The 2018 Facebook Cambridge Analytica scandal has led many people to become more conscious about privacy concerns and how much of our personal information is being collected and sold by social media corporations. But are we as individuals actually capable to protect our online privacy, or is this an issue that can only be addressed in collective regulations?
The story of how Cambridge Analytica, a data analytics firm that was employed by both the Trump election team as well as pro-Brexit campaigners, stole private data from over 50 million Facebook users broke out after a whistleblower, Christopher Wylie, came forward to report the massive data breach. This massive scandal managed to put online safety and privacy back on the maps and create awareness for privacy concerns among everyday citizens around the world and politicians alike, showing that privacy laws are often lacking in the digital age. At the same time, there is still often the claim that privacy is a personal issue that we are supposed to guard ourselves, and we are able to make rational, well-informed decisions

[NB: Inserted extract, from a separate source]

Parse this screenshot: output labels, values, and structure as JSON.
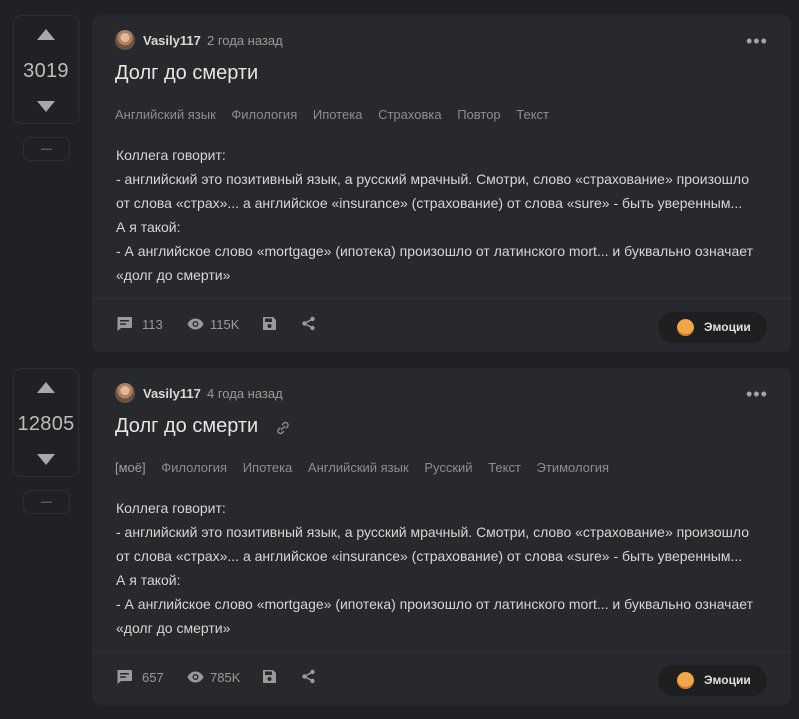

It is then not surprising that after the breaking of this story there was a large group of people who wrote think pieces and columns about leaving Facebook, and arguing it’s the only way to protect our data is to opt out of social media, or at least Facebook, leading to the increased popularity of the #deletefacebook hashtag. However whether that actually protects you from having your data taken by Facebook, as Facebook admittingly has been collecting data on non-users as well through what others are posting and them giving permission to use their email, and phone contacts, thus collecting information about people who do not have accounts.
How many sites will you no longer be able to visit if you were no longer to accept any cookies, and how much time would it take you to read through every privacy agreement before you acces even one website, how many sites would you actually still visit? Hull documented that it would require 244 hours to read all the privacy policies of all the sites we visit, and this was in 2015. Recent European Union regulation has made it significantly easier to opt out of specific cookies, however many sites are still hosted outside the European Union’s borders and thus do not have to keep to these regulations, making opting out of any cookies significantly more difficult.
Additionally, seeing privacy only as a matter of the individual, ignores the social impact of what our data means, and how it can be used to manipulate us. The case of Cambrigde Analytica has shown that at the hand of our data they were able to target people, and create bubbles in which these people could be targeted to sway their opinion to a specific political candidate or (political) cause by targetting them with specific advertisements or promotial materials, and create bubbles of information that become increasingly hard to escape from.
Online privacy is still predominantly seen as a personal issue, however in this article I hope to have made a point that we, as users, often lack the insights that are needed to be able to make informed decisions of what data we give away and what purpose this data serves, and we thus need to find a new way of looking at online privacy, instead of the opt-out model that we currently ascribe to. Instead we should push for stricter privacy regulations to protect users from having their data taken that don’t revolve around individuals all becoming data experts, but instead on regulating corporations on which data they can collect from users in general.
some additional sources I found quite interesting:
The Key to Safety Online Is User Empowerment, Not Censorship
Trading privacy for survival is another tax on the poor